Per accedere allo spazio espositivo i visitatori sono invitati ad attraversare l’opera Stomach of the World (2017), un’allegoria del mondo, descritto come un organismo caotico che alterna processi di assimilazione famelica, a momenti di stasi, di empatia o di scontro tra i suoi abitanti, a fasi di controllo, digestione, espulsione e riciclo delle “scorie” prodotte, ovvero le fobie e gli stati d’ansia. L’opera, composta da un video presentato all’interno di un’installazione percorribile dai visitatori e che assume la forma del disegno stilizzato di uno stomaco, si avvale di protagonisti e immagini presi dal mondo dell’infanzia e della mitologia.

Nello spazio dello Shed di Pirelli HangarBicocca numerosi oggetti fuori scala punteggiano l’intera mostra, mettendo il pubblico a confronto con un immaginario a cavallo tra letteratura fantastica e scienze neurologiche. Accanto a una serie di sette enormi teste in metallo (Heads, 2018) che vengono regolarmente attivate e completate dalla presenza immobile di performer e che rappresentano maschere in cui trovare riparo, i visitatori possono sfogliare le pagine di libri che raggiungono i due metri di altezza. Questi libri (Diaries, 2018) raccolgono piccole sculture e collage – una tecnica largamente adottata nel Surrealismo e molto amata da Eva Kot’átková per la sua intrinseca natura in cui si uniscono frammenti ed elementi differenti in nuove composizioni – e rappresentato un diario in cui vengono raccolti pensieri attorno alle disfunzioni e alle peculiarità del mondo contemporaneo.
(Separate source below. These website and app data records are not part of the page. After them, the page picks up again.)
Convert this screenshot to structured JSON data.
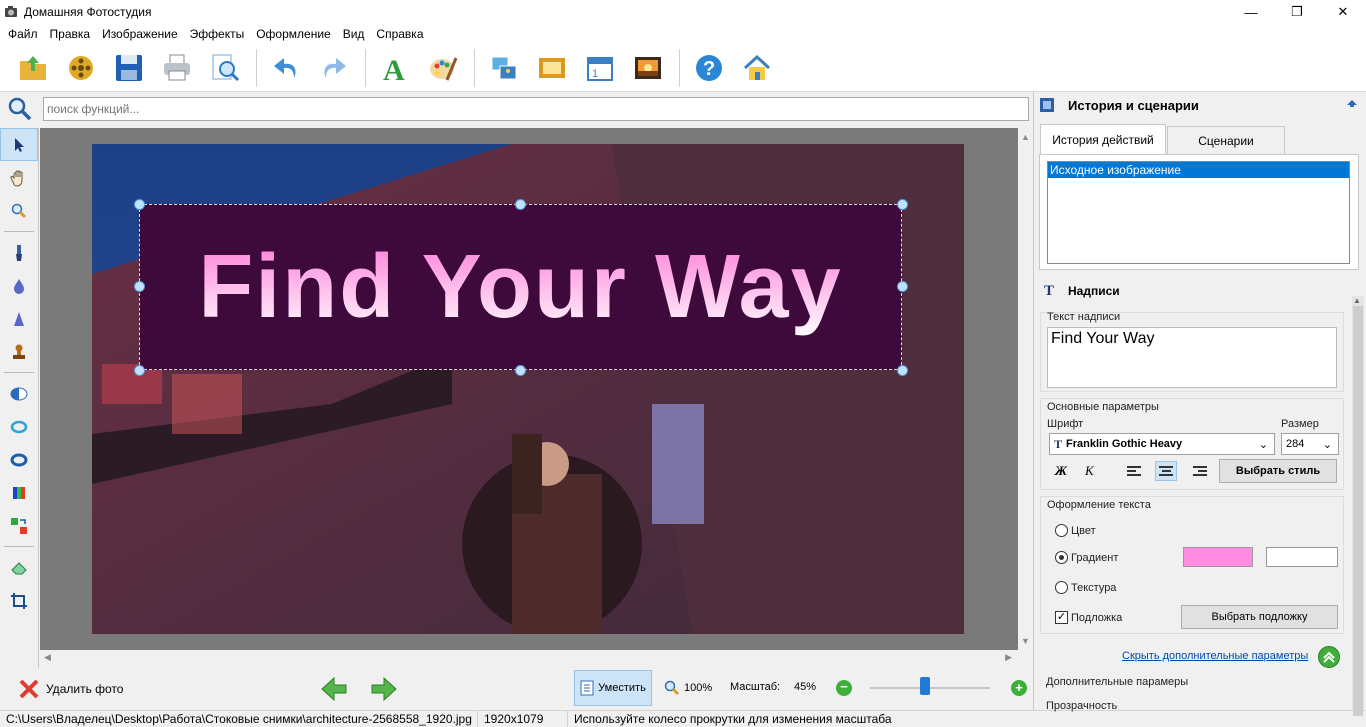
{
  "window": {
    "title": "Домашняя Фотостудия"
  },
  "menu": [
    "Файл",
    "Правка",
    "Изображение",
    "Эффекты",
    "Оформление",
    "Вид",
    "Справка"
  ],
  "toolbar_icons": [
    "open-folder-icon",
    "film-reel-icon",
    "save-icon",
    "print-icon",
    "zoom-preview-icon",
    "undo-icon",
    "redo-icon",
    "text-icon",
    "palette-icon",
    "collage-icon",
    "frame-icon",
    "calendar-icon",
    "postcard-icon",
    "help-icon",
    "home-icon"
  ],
  "search": {
    "placeholder": "поиск функций..."
  },
  "canvas": {
    "caption_text": "Find Your Way",
    "gradient_start": "#ff7ad8",
    "gradient_end": "#ffffff",
    "background_color": "#3e0a3c"
  },
  "bottom": {
    "delete_label": "Удалить фото",
    "fit_label": "Уместить",
    "zoom100_label": "100%",
    "scale_label": "Масштаб:",
    "scale_value": "45%",
    "slider_level": 0.45
  },
  "status": {
    "path": "C:\\Users\\Владелец\\Desktop\\Работа\\Стоковые снимки\\architecture-2568558_1920.jpg",
    "size": "1920x1079",
    "hint": "Используйте колесо прокрутки для изменения масштаба"
  },
  "history": {
    "title": "История и сценарии",
    "tabs": [
      "История действий",
      "Сценарии"
    ],
    "items": [
      "Исходное изображение"
    ]
  },
  "captions": {
    "title": "Надписи",
    "text_label": "Текст надписи",
    "text_value": "Find Your Way",
    "basic_params": "Основные параметры",
    "font_label": "Шрифт",
    "font_value": "Franklin Gothic Heavy",
    "size_label": "Размер",
    "size_value": "284",
    "bold_label": "Ж",
    "italic_label": "К",
    "choose_style": "Выбрать стиль",
    "design_label": "Оформление текста",
    "color_label": "Цвет",
    "gradient_label": "Градиент",
    "texture_label": "Текстура",
    "backing_label": "Подложка",
    "choose_backing": "Выбрать подложку",
    "hide_params": "Скрыть дополнительные параметры",
    "extra_params": "Дополнительные парамеры",
    "transparency": "Прозрачность"
  },
  "colors": {
    "accent": "#0078d7",
    "link": "#0645ad",
    "gradient_swatch": "#ff8ce0",
    "gradient_swatch2": "#ffffff"
  }
}
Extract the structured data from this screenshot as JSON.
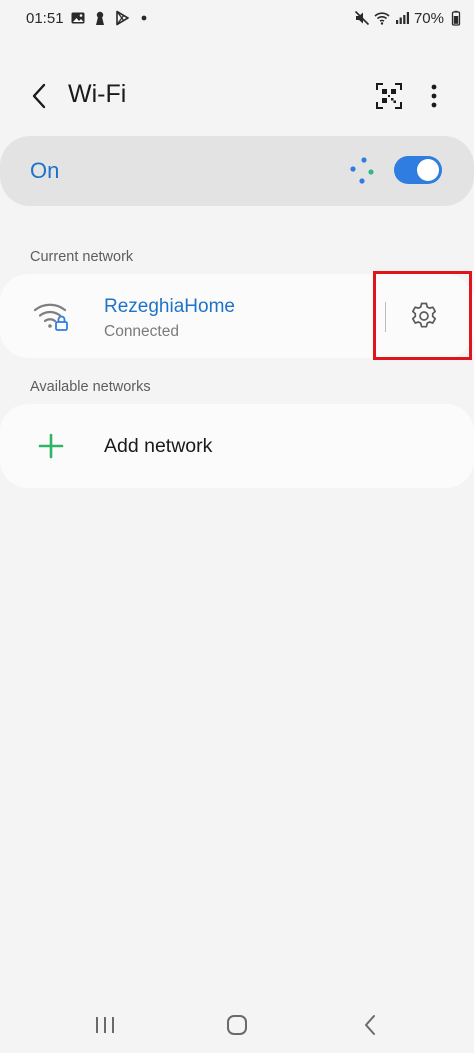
{
  "status_bar": {
    "time": "01:51",
    "battery": "70%"
  },
  "app_bar": {
    "title": "Wi-Fi"
  },
  "wifi_toggle": {
    "label": "On",
    "state": "on"
  },
  "sections": {
    "current": "Current network",
    "available": "Available networks"
  },
  "current_network": {
    "name": "RezeghiaHome",
    "status": "Connected"
  },
  "add_network": {
    "label": "Add network"
  },
  "colors": {
    "accent": "#1e73c9",
    "switch_on": "#2f7de1",
    "plus": "#2fb566",
    "highlight": "#e0141b"
  }
}
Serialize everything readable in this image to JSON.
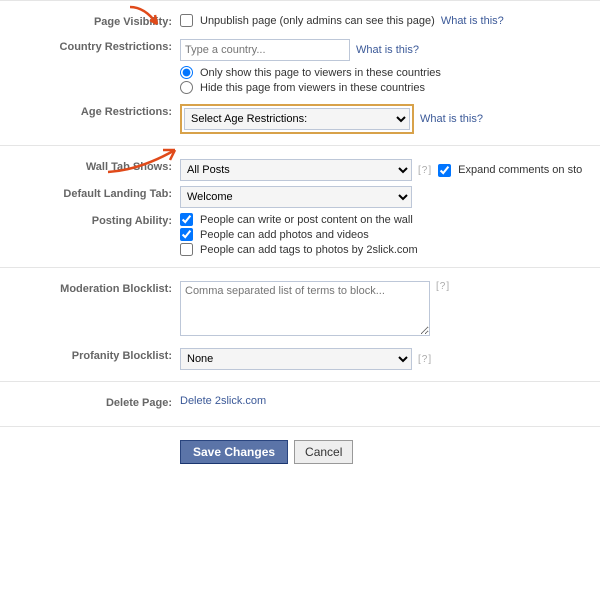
{
  "visibility": {
    "label": "Page Visibility:",
    "checkbox_label": "Unpublish page (only admins can see this page)",
    "checked": false,
    "help_link": "What is this?"
  },
  "country": {
    "label": "Country Restrictions:",
    "placeholder": "Type a country...",
    "help_link": "What is this?",
    "radio_show": "Only show this page to viewers in these countries",
    "radio_hide": "Hide this page from viewers in these countries",
    "selected": "show"
  },
  "age": {
    "label": "Age Restrictions:",
    "select_value": "Select Age Restrictions:",
    "help_link": "What is this?"
  },
  "wall_tab": {
    "label": "Wall Tab Shows:",
    "select_value": "All Posts",
    "help": "[?]",
    "expand_label": "Expand comments on sto",
    "expand_checked": true
  },
  "landing": {
    "label": "Default Landing Tab:",
    "select_value": "Welcome"
  },
  "posting": {
    "label": "Posting Ability:",
    "opt1": {
      "label": "People can write or post content on the wall",
      "checked": true
    },
    "opt2": {
      "label": "People can add photos and videos",
      "checked": true
    },
    "opt3": {
      "label": "People can add tags to photos by 2slick.com",
      "checked": false
    }
  },
  "moderation": {
    "label": "Moderation Blocklist:",
    "placeholder": "Comma separated list of terms to block...",
    "help": "[?]"
  },
  "profanity": {
    "label": "Profanity Blocklist:",
    "select_value": "None",
    "help": "[?]"
  },
  "delete": {
    "label": "Delete Page:",
    "link_text": "Delete 2slick.com"
  },
  "buttons": {
    "save": "Save Changes",
    "cancel": "Cancel"
  }
}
In The Theatre of Speaking Objects (2012), invece, undici oggetti quotidiani e di arredamento come un vaso, una porta o un muro, assumono caratteristiche antropomorfe, facendosi portavoce di traumi nascosti. L’opera è stata presentata alla 18° Biennale di Sydney ed è ispirata a una serie di schizzi dell’architetto ceco Jiri Kroha (1893-1974), che negli anni ’20 aveva immaginato una piece teatrale utilizzando semplici utensili quotidiani a cui dava voce e caratteristiche umane. Nella cacofonia di voci, che parlano idiomi differenti, e nell’utilizzo di oggetti come surrogato del corpo umano, Eva Kot’átková mette in luce le situazioni in cui non è possibile esprimersi liberamente dando invece la possibilità di farlo attraverso questa comunicazione indiretta, usando gli oggetti come mediatori.

L’intera mostra viene concepita come un organismo che, attraverso performance programmate, si anima e viene abitato da figure che si aggirano nello spazio attivando le opere con semplici azioni statiche, con coreografie più complesse o attraverso narrazioni orali estemporanee. Così in Asking the Hair about Scissors (2018), un anomalo e surreale parrucchiere, i visitatori possono ricevere racconti liberamente composti da Eva Kot’átková a partire da fatti di cronaca: chiedendo di rinunciare a una parte del proprio corpo, i capelli, l’artista ripropone l’idea di frammentazione. (Comunicato stampa)